Article  |   December 01, 2010
Measuring the Effects of Reverberation and Noise on Sentence Intelligibility for Hearing-Impaired Listeners
 
Author Affiliations & Notes
  • Erwin L. J. George
    VU University Medical Center, Amsterdam, the Netherlands
  • S. Theo Goverts
    VU University Medical Center, Amsterdam, the Netherlands
  • Joost M. Festen
    VU University Medical Center, Amsterdam, the Netherlands
  • Tammo Houtgast
    VU University Medical Center, Amsterdam, the Netherlands
  • Contact author: Erwin L. J. George, VU University Medical Center, ENT/Audiology, EMGO Institute, P.O. Box 7057, 1007 MB Amsterdam, the Netherlands. E-mail: elj.george@vumc.nl.
Article Information
Hearing & Speech Perception / Acoustics / Hearing Disorders / Hearing
Article   |   December 01, 2010
Measuring the Effects of Reverberation and Noise on Sentence Intelligibility for Hearing-Impaired Listeners
Journal of Speech, Language, and Hearing Research, December 2010, Vol. 53, 1429-1439. doi:10.1044/1092-4388(2010/09-0197)
History: Received September 11, 2009 , Accepted April 5, 2010
 
Journal of Speech, Language, and Hearing Research, December 2010, Vol. 53, 1429-1439. doi:10.1044/1092-4388(2010/09-0197)
History: Received September 11, 2009; Accepted April 5, 2010
Web of Science® Times Cited: 18
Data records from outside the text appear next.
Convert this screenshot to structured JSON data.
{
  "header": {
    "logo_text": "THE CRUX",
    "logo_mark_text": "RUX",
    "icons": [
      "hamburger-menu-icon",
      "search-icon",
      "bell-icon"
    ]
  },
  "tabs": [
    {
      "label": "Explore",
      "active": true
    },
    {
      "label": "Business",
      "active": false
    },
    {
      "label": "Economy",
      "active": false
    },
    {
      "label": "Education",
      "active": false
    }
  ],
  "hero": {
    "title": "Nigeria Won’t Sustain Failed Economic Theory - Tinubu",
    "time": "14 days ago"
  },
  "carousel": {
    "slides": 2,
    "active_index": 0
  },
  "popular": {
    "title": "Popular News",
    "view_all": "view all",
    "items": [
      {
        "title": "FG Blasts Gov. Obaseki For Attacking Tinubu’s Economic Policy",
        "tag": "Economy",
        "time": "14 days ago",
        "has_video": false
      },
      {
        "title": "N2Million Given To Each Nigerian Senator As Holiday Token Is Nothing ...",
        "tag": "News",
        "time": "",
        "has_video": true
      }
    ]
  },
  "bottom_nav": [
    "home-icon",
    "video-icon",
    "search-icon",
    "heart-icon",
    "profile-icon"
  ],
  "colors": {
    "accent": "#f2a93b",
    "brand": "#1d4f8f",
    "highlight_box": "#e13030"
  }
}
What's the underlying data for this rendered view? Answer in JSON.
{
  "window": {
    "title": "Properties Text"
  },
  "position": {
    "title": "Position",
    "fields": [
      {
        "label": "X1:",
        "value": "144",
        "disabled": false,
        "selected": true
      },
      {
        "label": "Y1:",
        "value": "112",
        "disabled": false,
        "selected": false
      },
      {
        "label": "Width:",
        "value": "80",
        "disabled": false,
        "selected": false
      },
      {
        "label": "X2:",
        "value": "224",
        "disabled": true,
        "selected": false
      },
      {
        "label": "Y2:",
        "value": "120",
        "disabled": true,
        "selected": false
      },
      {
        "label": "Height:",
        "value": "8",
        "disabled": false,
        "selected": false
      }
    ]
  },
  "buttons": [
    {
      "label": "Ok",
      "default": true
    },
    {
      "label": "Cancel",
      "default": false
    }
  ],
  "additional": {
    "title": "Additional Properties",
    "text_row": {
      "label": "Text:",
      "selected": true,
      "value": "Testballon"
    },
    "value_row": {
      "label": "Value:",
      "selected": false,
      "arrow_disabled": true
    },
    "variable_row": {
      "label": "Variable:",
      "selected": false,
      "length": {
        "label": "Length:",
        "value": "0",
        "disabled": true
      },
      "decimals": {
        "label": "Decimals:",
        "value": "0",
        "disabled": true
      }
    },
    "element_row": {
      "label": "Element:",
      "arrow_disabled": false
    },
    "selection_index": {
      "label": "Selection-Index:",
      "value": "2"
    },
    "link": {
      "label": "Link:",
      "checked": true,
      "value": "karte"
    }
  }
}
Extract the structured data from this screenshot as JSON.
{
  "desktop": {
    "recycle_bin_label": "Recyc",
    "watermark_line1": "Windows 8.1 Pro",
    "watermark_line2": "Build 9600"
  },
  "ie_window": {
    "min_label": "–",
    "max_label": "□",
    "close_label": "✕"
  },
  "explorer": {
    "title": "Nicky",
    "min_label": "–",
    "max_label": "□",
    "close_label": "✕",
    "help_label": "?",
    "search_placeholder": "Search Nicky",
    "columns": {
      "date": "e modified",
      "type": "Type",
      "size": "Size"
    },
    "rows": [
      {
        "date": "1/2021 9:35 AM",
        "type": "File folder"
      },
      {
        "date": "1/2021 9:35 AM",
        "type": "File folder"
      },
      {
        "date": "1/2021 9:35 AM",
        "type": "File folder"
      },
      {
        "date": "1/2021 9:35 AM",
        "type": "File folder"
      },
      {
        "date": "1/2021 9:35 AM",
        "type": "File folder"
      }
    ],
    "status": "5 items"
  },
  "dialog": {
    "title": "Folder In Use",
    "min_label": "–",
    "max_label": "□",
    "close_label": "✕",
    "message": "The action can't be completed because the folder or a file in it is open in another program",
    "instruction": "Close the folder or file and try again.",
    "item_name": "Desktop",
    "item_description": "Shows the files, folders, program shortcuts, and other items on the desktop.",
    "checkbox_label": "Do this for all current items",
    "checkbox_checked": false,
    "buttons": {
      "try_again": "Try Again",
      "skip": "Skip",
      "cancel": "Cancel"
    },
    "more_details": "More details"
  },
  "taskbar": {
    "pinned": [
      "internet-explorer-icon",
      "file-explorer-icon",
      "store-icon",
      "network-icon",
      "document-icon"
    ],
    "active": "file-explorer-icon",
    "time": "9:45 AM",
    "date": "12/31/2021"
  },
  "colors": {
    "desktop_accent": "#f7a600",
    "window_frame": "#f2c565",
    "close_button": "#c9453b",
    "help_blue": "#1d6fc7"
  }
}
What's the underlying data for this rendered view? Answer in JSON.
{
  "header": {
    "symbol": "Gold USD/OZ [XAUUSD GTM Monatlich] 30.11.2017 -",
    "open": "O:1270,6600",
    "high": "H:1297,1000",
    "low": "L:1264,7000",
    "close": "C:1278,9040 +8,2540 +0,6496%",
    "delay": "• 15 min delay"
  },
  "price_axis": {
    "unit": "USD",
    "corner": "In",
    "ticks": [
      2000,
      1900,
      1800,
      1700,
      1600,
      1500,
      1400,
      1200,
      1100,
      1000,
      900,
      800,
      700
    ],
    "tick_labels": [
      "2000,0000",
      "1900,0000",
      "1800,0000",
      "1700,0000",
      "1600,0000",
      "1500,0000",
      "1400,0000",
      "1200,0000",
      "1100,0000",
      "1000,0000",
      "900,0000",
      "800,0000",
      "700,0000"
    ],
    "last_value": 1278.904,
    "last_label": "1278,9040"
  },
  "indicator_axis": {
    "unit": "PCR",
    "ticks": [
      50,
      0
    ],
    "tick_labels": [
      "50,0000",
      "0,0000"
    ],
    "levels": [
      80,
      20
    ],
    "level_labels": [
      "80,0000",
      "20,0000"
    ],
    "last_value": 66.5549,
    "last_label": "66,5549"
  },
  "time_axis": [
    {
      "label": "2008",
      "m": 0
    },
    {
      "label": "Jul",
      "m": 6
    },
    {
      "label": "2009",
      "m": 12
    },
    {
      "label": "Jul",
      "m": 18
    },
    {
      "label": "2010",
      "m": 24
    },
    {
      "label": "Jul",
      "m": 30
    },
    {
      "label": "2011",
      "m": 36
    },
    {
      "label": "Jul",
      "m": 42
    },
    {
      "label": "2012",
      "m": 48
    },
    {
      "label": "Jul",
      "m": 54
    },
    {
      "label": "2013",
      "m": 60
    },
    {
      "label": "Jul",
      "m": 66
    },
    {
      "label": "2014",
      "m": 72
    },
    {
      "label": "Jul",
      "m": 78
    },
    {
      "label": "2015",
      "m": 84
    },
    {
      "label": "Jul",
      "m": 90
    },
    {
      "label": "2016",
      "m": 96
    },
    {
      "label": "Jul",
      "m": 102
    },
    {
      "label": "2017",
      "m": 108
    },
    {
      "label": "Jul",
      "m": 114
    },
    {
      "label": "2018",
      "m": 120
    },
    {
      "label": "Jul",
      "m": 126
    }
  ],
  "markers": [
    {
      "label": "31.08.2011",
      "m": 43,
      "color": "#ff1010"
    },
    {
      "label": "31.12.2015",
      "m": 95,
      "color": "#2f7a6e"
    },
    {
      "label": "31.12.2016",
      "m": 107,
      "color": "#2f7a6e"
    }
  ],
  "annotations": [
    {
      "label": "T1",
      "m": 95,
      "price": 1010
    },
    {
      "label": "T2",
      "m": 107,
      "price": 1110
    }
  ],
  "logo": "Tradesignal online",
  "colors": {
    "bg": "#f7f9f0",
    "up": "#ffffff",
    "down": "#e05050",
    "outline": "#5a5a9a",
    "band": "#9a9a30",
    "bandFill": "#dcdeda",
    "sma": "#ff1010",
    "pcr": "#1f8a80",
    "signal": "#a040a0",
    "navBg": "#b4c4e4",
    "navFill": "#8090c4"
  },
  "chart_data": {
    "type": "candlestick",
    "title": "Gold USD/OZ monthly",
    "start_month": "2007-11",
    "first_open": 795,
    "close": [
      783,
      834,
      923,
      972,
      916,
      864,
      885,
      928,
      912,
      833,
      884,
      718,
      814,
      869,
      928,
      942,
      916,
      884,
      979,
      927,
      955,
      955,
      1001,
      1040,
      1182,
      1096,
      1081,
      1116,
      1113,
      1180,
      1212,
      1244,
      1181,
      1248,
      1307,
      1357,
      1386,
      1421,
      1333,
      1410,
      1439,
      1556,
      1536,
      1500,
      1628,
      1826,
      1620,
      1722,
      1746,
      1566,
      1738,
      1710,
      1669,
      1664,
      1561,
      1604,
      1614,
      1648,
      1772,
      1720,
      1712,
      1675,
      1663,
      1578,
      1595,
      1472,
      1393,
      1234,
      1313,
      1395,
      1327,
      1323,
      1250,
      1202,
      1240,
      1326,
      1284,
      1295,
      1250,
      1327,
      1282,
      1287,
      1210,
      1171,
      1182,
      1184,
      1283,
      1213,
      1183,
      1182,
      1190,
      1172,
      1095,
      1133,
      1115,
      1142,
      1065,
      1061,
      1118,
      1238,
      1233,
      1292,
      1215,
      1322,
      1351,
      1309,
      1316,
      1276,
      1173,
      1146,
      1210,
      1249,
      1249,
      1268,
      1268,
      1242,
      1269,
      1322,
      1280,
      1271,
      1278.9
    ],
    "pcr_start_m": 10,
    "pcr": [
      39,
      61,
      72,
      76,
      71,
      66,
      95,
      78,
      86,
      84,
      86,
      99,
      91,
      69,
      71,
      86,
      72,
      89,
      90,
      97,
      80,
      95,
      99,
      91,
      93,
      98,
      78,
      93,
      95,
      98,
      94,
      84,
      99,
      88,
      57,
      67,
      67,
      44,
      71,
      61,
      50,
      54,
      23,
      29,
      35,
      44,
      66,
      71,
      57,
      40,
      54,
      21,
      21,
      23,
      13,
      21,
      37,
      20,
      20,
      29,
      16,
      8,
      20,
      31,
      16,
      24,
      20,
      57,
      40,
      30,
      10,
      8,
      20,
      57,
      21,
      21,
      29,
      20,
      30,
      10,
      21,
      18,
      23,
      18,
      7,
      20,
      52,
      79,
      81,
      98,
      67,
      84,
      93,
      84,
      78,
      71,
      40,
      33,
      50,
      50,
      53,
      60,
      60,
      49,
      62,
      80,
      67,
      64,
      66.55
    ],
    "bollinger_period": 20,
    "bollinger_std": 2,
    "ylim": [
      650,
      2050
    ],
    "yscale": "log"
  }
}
PurposeThe Speech Transmission Index (STI; Houtgast, Steeneken, & Plomp, 1980; Steeneken & Houtgast, 1980) is commonly used to quantify the adverse effects of reverberation and stationary noise on speech intelligibility for normal-hearing listeners. Duquesnoy and Plomp (1980)  showed that the STI can be applied for presbycusic listeners, relating speech reception thresholds (SRTs) in various reverberant conditions to a fixed, subject-dependent STI value. The current study aims at extending their results to a wider range of hearing-impaired listeners.

MethodA reverberant analogue of the SRT is presented—the speech reception reverberation threshold (SRRT)—which determines the amount of reverberation that a listener can sustain to understand 50% of the presented sentences. SRTs are performed and evaluated in terms of STI for 5 normal-hearing participants and 36 randomly selected hearing-impaired participants.

ResultsResults show that differences in STI between reverberant and noisy conditions are only small, equivalent to a change in speech-to-noise ratio < 1.3 dB.

ConclusionThe STI appears to be a convenient, single number to quantify speech reception of hearing-impaired listeners in noise and/or reverberation, regardless of the nature of the hearing loss. In future research, the SRRT may be applied to further investigate the supposed importance of cognitive processing in reverberant listening conditions.

Acknowledgment
This research was supported by the Heinsius-Houbolt Foundation, Wassenaar, the Netherlands.
Order a Subscription
Pay Per View
Entire Journal of Speech, Language, and Hearing Research content & archive
24-hour access
This Article
24-hour access